Although effuse with praise for his regiment, his brigade, and for Col. Upton, Captain Campbell marveled at the unpredictability of the whole affair. Two small regiments had captured a brigade three times their size and with minimal losses. He opined:
There can scarcely be a question but that the two regiments were saved from annihilation by Col. Upton’s masterly handling of his small force, and by the skillful manner in which he conveyed to the enemy the idea that they were to be overwhelmed. No words of praise are too strong to be applied to the gallant men, who, that night, so distinguished themselves by their cool, determined courage. The loss so slight, (about two hundred in the 3d Brigade, and only sixty in the 2d,) in comparison with that, in so many hard-fought, but fruitless struggles, does not obscure the victory of the living with the blood of the dead. Those who survive will cherish the memory of that proud moment of their lives, and those who fell will be still more honored for having taken part in the glorious struggle in which they met their deaths.
More amazing, Upton’s men had spared their foe a grisly fate by convincing them to surrender. Indeed, a small force could, at times, be overwhelming.
|Captain Cleaveland John Campbell commanded Company C, 121st New York Volunteers, at Rappahannock Station. He is shown here as colonel, 23rd U.S.C.T.|
|Here is the Civil War Trust map from the previous post.
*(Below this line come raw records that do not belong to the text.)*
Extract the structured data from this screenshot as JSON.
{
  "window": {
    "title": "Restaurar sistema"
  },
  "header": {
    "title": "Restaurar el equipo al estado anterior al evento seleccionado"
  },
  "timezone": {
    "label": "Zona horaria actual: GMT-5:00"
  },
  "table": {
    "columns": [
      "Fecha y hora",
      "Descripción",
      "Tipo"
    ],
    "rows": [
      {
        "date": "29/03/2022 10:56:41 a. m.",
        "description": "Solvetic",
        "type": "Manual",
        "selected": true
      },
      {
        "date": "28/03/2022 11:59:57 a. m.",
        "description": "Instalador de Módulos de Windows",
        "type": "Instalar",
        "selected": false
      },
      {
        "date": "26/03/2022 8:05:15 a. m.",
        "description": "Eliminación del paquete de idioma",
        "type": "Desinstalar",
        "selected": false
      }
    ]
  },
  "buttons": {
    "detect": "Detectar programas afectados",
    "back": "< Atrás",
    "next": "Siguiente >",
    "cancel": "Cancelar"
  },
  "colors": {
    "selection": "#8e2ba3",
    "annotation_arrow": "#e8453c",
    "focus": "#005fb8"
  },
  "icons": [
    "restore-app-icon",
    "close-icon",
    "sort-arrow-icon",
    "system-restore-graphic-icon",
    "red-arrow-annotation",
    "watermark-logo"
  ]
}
You can see the assault by Upton's regiments along the west side of the map.|
|Colonel Clark S. Edwards, 5th Maine, negotiated the surrender of the Louisiana Brigade at Rappahannock Station.|